The Latest on: Deep learning
via Google News
The Latest on: Deep learning
- Deep Learning-Based 2-D Frequency Estimation of Multiple Sinusoidalson May 2, 2021 at 9:22 pm
Frequency estimation of 2-D multicomponent sinusoidal signals is a fundamental issue in the statistical signal processing community that arises in various disciplines. In this article, we extend the ...
- Speech Vision: An End-to-End Deep Learning-based Dysarthric Automatic Speech Recognition Systemon May 2, 2021 at 8:20 pm
Dysarthria is a disorder that affects an individual’s speech intelligibility due to the paralysis of muscles and organs involved in the articulation process. As the condition is often associated with ...
- SUTD 50.039 Theory and Practice of Deep Learning Big Projecton May 2, 2021 at 9:55 am
Deep Learning approach to traffic speed prediction - EYLeong/traffic_prediction ...
- Dynamic Yield’s Deep Learning Product Recommendations Generate Exponential Revenue Returnson April 30, 2021 at 6:37 am
Customers implementing the self-training algorithm have witnessed double-digit uplifts in purchases and incremental revenue, compared to other personalized recommendation strategies New York, April 28 ...
- Deep learning model to predict fracture mechanisms of grapheneon April 30, 2021 at 6:29 am

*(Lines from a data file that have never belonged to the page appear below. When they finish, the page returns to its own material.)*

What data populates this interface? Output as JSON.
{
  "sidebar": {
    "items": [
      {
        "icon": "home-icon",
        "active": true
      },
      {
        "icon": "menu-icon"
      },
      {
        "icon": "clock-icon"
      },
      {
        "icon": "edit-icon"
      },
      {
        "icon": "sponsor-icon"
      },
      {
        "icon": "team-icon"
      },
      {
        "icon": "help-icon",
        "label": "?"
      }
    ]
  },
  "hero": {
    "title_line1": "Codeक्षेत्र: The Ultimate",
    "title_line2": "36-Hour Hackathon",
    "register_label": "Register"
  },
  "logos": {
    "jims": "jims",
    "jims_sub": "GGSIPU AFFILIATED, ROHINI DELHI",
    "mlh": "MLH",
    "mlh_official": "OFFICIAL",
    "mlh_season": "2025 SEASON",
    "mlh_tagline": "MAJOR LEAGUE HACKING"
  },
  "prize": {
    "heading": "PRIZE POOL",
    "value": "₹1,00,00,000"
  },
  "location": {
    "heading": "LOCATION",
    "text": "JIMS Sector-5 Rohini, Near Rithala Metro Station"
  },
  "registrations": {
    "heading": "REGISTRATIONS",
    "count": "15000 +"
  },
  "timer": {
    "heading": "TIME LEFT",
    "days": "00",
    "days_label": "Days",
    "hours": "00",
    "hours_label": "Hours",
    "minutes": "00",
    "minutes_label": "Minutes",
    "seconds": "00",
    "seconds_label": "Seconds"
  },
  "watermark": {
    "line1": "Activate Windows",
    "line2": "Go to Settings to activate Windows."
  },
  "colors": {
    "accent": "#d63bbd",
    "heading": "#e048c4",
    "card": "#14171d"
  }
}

Understanding fracture is critical to the design of resilient nanomaterials. Molecular dynamics offers a way to study fracture at an atomistic level, but is computationally expensive with limitations ...
- Deep-Learning Business Acquisition Makes Nano Dimension a Strong Buyon April 29, 2021 at 4:00 am

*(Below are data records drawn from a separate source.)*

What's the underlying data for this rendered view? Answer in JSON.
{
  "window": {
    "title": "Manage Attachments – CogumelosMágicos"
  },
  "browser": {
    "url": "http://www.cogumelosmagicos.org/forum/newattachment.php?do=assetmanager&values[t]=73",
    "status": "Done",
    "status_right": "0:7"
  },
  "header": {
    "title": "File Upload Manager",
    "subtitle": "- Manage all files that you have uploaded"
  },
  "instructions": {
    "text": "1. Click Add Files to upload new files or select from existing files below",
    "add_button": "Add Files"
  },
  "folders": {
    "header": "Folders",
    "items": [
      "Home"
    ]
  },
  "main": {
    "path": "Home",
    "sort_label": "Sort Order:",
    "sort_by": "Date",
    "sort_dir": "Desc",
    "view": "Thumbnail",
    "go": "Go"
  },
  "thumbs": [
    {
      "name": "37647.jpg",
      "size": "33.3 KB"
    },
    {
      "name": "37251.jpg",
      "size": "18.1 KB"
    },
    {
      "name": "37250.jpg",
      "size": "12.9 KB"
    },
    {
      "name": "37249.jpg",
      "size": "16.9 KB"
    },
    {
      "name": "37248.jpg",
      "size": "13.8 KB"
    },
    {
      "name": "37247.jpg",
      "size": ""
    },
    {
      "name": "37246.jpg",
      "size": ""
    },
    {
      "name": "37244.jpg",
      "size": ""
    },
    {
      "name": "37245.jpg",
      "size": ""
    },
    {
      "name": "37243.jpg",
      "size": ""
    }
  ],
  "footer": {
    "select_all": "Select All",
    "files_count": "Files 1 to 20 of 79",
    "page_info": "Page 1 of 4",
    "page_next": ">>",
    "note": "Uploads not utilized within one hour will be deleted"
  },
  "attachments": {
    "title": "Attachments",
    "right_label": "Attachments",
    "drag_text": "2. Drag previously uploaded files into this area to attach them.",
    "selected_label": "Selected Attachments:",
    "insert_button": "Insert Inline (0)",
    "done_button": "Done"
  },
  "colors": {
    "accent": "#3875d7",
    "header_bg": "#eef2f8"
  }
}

Some folks might not like Nano Dimensions’ aggressive pursuit of acquisitions. And, it is true that acquiring businesses is an expensive strategy. I’ll leave it to you to decide whether the company’s ...
- Machine learning and deep learning to predict mortality in patients with spontaneous coronary artery dissectionon April 26, 2021 at 3:20 pm
Machine learning (ML) and deep learning (DL) can successfully predict high prevalence events in very large databases (big data), but the value of this methodology for risk prediction in smaller ...
- Deep Learning for Natural Language Processing - Lectures 2021on April 25, 2021 at 10:48 am
Deep Learning for Natural Language Processing - Lectures 2021 - dl4nlp-tuda2021/deep-learning-for-nlp-lectures ...
- Deep Instinct Raises $100M for its Cybersecurity Threat Prevention Platform Built on Deep Learningon April 22, 2021 at 6:07 am
Deep Instinct, cofounded by Guy Caspi, is an end-to-end cybersecurity detection platform that leverages deep learning to process threats faster than other solutions.
via Bing News